*Directions for this task:* Pick out the lines below that contain the string "快速求幂" and copy them all.

*Working data:*
########

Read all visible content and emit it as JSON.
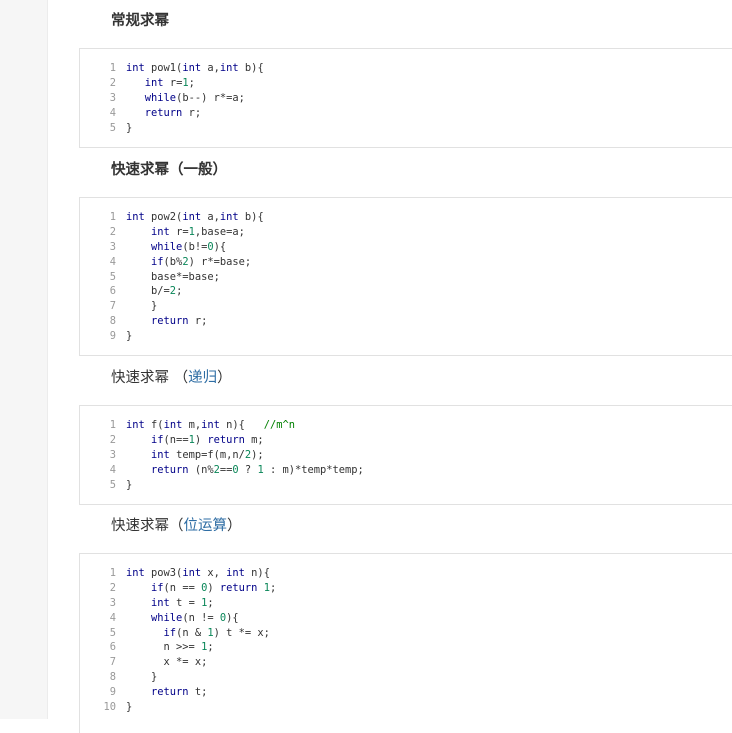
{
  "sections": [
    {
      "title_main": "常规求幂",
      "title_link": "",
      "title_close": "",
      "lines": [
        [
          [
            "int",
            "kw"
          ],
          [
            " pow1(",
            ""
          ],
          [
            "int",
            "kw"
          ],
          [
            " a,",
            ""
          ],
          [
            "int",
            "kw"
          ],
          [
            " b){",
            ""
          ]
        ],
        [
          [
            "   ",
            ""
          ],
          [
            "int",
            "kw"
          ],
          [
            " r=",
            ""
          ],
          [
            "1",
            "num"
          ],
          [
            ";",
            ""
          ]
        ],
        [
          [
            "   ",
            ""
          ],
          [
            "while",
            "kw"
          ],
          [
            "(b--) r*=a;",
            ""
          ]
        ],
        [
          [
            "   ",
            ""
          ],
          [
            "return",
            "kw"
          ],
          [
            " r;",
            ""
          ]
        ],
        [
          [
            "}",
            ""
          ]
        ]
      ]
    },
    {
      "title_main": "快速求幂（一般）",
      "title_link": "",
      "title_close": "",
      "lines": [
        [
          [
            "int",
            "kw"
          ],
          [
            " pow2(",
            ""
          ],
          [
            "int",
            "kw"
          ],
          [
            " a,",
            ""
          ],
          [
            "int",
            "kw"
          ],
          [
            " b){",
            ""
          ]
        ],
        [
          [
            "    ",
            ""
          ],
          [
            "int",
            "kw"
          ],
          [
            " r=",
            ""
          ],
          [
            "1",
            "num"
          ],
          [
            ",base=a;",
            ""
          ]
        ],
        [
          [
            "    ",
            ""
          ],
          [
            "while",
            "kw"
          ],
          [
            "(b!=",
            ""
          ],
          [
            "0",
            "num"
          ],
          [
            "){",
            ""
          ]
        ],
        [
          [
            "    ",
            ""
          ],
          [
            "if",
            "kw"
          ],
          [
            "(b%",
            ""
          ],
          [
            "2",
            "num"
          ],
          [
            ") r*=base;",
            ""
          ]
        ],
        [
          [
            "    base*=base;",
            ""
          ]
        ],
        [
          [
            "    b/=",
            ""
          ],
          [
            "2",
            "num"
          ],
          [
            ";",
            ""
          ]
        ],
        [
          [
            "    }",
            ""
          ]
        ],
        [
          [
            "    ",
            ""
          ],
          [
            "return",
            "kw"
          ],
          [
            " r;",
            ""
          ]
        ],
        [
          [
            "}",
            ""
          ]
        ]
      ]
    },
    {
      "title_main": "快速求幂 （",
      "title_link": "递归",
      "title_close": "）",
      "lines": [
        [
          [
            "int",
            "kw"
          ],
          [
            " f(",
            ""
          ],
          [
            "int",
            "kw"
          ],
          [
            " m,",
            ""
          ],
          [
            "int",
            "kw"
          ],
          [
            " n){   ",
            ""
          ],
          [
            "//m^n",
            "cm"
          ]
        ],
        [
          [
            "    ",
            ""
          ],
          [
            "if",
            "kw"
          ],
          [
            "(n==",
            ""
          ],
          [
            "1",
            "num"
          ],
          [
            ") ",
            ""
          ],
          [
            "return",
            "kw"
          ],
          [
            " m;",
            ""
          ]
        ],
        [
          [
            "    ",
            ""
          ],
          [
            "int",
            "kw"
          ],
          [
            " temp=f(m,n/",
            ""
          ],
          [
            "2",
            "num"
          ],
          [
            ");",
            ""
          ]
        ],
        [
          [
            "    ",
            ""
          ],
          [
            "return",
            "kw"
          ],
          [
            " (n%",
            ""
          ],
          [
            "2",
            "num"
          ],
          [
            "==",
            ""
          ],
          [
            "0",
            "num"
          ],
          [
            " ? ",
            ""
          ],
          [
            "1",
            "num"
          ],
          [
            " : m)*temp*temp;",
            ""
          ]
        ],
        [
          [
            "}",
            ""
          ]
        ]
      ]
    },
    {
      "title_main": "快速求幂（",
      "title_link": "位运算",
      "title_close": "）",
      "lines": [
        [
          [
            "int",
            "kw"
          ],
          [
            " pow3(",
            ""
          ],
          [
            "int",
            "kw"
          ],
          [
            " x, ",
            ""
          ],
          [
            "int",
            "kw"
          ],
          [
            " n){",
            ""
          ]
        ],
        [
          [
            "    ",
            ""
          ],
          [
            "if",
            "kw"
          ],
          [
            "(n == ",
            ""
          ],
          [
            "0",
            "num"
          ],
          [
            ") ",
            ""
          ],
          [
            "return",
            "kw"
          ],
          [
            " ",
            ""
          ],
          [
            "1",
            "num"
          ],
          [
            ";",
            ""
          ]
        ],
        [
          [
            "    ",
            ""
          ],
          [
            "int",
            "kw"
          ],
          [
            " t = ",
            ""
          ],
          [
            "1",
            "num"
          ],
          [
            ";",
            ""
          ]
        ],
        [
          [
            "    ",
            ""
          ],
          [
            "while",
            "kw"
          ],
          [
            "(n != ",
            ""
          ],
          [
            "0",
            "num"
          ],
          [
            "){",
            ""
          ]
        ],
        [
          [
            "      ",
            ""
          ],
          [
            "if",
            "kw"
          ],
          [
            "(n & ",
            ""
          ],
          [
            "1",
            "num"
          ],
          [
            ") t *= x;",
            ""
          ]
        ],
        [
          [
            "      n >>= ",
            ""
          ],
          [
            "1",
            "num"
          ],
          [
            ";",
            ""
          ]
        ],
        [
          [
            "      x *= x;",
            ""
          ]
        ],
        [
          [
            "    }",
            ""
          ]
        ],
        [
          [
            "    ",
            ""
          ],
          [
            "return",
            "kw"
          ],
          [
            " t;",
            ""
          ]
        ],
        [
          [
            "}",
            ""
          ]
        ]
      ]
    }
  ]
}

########

*Solution below:*
      "title_main": "快速求幂（一般）",
      "title_main": "快速求幂 （",
      "title_main": "快速求幂（",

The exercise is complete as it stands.